That's where general "like-ability" comes into play, I think. Diana Taurasi had it. I coached her in USA basketball. Think what you wish about her from a distance. I've heard it all: she's cocky, she's full of herself, she's brash, she's cruel. Maybe. More so I'd say she's just happy -- almost all the time. And happy people are addictive. She's funny and tough and completely unafraid to risk or be embarrassed. She is tough. She is brave. She is alive she bubbles (without being perky, if that is even possible) she makes you want to know her. For those who lack confidence, being in her presence makes them feel a little more capable, And for those who don't, she makes you want to be a better version of yourself so that you can kick her tail. It's a strange dichotomy. But you don't spend any time around her and walk away feeling neutral. Ever. And you want her on your team, no matter what.
I get a sense of that with our twins. Our older guys laugh with them and at them. They push and pull -- and sometimes tug -- to get them where they know they want to be. They teach and direct and grow exasperated at times, I am certain. But they are daily thankful Courtney and Ashley are on their team. Their presence greatly increases our margin of error on the floor, obviously, but it's more than that. They provide a dimension; they emit an edge. And they are an absolute hoot to be around -- both of them. They carve out a place that stays empty when they aren't there.
I took my daughter with me to the Czech Republic when I helped coach Taurasi and Team USA in 2001. Chandy was five and really liked to hang on to my leg in a crowd. But in Burno, she rode in the bus with Dee. She played cards in the lobby with Dee. I have pictures of her in front of the White House in D.C. before we left -- her arm around Dee. Chandler and Courtney fight. Chan sits in Ashley's lap. And my now 9 year old said to me in the mall a few weeks ago, "How come Courtney and Ashley just got here but it seems like they've been here the longest?" Leave it to a kid to put things in a nutshell.
Some people draw you in, just naturally make you feel as if you've known them for forever. And for those kinds of people, their superstar status never follows them inside. They are real and that takes precedence over any shroud applied by outsiders. Their cape of headlines is shed at the door.
If we were an "in your face" man-to-man defense, Court and Ash would be the ball pressure -- the first thing you see, the thing you have to get through to have a chance at anything else. The rest of my guys? They're the help side -- the on-the-line-up the line, protect the basket, rotating and recovering presence that makes the ball pressure work. "Ballside makes us tough; helpside makes us successful" is the defensive mantra we've all taught for years. One without the other will get you a stop now and then, but it won't win you a game. And it certainly won't win you a championship.

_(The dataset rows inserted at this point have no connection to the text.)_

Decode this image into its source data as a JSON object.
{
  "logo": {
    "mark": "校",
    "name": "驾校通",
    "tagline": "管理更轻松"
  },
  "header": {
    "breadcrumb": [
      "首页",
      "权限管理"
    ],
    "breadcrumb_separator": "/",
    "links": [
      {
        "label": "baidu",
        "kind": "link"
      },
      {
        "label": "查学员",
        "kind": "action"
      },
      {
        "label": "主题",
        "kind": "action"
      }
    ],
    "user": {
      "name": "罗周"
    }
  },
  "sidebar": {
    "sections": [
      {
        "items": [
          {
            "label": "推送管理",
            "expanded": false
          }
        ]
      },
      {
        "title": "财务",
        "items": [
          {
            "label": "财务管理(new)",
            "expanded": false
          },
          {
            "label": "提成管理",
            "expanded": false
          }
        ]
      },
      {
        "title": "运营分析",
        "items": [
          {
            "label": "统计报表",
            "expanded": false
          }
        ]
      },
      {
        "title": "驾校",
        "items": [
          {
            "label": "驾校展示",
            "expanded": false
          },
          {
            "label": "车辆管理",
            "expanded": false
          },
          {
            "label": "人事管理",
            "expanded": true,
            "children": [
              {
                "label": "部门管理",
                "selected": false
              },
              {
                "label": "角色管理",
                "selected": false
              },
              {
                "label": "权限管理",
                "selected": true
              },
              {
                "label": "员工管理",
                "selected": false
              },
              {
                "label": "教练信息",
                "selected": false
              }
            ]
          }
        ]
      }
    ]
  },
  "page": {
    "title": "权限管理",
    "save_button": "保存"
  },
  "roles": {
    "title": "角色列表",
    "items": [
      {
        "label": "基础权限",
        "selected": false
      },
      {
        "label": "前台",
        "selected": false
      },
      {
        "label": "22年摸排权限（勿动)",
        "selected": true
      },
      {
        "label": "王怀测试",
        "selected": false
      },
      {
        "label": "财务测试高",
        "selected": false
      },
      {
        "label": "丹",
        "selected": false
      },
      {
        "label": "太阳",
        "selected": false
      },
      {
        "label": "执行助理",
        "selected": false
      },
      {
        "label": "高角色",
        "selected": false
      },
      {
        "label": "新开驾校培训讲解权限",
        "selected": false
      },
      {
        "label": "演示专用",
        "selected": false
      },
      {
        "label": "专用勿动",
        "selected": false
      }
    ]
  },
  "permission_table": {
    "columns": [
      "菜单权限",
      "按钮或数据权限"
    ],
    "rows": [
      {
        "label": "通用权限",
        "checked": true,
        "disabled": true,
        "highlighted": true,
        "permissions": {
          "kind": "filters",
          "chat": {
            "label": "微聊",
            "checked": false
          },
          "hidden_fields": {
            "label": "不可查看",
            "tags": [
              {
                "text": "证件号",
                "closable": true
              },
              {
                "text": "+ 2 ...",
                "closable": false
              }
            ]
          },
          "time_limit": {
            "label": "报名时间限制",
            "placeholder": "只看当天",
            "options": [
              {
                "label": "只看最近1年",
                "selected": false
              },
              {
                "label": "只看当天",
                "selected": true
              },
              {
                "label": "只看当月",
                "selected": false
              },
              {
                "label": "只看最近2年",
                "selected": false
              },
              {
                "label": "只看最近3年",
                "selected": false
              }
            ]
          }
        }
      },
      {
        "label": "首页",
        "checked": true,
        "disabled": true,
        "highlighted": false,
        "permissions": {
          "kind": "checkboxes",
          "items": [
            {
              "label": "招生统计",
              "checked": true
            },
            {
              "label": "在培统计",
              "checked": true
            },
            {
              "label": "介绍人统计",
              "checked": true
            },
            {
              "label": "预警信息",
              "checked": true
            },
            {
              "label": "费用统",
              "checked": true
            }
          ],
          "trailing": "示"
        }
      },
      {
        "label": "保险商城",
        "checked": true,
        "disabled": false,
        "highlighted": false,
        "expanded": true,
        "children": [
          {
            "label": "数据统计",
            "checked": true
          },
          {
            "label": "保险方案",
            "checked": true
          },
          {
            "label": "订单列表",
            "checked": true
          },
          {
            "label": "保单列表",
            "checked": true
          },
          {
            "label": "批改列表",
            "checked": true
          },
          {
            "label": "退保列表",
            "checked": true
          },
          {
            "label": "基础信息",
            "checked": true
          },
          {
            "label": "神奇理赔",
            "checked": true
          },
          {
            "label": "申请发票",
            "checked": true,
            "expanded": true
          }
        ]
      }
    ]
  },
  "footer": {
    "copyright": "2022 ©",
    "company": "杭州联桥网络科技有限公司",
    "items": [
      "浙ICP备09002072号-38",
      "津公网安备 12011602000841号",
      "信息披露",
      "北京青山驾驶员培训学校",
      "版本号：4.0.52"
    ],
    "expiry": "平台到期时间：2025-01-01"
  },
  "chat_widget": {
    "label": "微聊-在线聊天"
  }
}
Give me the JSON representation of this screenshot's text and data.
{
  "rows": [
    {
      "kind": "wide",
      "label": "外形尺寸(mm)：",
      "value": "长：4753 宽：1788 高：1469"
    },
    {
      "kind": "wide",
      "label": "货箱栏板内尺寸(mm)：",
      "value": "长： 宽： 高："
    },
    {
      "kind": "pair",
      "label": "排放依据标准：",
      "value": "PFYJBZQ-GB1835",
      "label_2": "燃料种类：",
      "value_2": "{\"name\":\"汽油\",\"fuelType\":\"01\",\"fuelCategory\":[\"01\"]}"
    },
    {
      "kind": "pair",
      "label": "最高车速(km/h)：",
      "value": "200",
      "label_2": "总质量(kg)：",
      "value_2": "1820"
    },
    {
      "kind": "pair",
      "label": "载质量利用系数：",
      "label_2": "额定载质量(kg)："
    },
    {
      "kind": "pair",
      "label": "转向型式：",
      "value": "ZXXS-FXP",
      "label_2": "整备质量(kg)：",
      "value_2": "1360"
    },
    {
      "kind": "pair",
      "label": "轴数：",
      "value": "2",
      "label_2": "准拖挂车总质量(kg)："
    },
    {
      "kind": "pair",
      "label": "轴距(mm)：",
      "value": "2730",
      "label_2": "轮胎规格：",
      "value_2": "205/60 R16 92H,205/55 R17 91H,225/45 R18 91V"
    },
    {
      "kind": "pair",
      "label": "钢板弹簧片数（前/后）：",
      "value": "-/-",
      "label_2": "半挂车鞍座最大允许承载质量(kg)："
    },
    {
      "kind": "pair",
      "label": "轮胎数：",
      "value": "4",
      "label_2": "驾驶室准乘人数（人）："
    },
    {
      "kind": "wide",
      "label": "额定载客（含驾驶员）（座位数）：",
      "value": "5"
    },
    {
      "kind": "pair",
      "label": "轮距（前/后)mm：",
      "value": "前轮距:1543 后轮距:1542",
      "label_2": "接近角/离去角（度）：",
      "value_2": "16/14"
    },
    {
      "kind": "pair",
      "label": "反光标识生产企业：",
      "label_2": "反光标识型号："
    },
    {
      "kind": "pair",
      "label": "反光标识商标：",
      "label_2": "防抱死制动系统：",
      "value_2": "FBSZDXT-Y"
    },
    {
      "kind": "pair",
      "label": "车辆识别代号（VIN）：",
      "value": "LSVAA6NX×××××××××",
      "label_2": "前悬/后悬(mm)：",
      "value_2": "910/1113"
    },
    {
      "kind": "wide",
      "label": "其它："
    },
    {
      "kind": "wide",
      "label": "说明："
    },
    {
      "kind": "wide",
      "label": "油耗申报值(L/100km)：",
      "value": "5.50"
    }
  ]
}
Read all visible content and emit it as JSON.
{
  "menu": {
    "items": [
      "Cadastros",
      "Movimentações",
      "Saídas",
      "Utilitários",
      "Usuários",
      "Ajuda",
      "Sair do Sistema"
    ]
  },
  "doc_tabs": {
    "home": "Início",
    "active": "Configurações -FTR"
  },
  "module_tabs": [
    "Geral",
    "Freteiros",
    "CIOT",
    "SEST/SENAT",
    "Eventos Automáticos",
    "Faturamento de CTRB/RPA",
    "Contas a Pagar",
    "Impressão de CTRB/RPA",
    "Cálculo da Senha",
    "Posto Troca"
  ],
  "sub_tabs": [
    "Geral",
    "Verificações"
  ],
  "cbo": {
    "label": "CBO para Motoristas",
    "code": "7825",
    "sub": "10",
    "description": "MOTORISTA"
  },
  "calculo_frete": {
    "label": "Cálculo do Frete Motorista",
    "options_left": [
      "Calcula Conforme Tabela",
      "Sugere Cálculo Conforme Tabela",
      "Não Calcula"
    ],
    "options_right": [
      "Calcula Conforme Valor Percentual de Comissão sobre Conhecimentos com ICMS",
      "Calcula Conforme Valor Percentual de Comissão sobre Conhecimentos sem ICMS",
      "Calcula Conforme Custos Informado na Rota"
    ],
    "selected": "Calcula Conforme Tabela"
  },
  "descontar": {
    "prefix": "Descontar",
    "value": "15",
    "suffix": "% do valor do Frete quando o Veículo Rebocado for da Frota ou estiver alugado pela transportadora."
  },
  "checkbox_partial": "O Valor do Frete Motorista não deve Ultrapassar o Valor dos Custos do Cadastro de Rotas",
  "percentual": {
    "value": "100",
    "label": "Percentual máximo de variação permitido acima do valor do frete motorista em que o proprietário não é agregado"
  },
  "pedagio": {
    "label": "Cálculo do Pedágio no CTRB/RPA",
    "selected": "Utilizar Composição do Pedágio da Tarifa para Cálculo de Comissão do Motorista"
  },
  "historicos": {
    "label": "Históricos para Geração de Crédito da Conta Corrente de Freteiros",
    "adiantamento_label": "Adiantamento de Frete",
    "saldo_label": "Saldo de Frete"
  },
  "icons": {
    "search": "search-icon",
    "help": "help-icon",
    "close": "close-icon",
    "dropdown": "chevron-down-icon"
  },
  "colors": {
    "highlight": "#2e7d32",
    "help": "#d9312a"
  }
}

That's the magic of team sports. It's not how good your pieces are, it's how well they fit together. So what happens when your pieces appear to be pretty good and they also lock into place ? I'm not certain, but I sure am looking forward to finding out.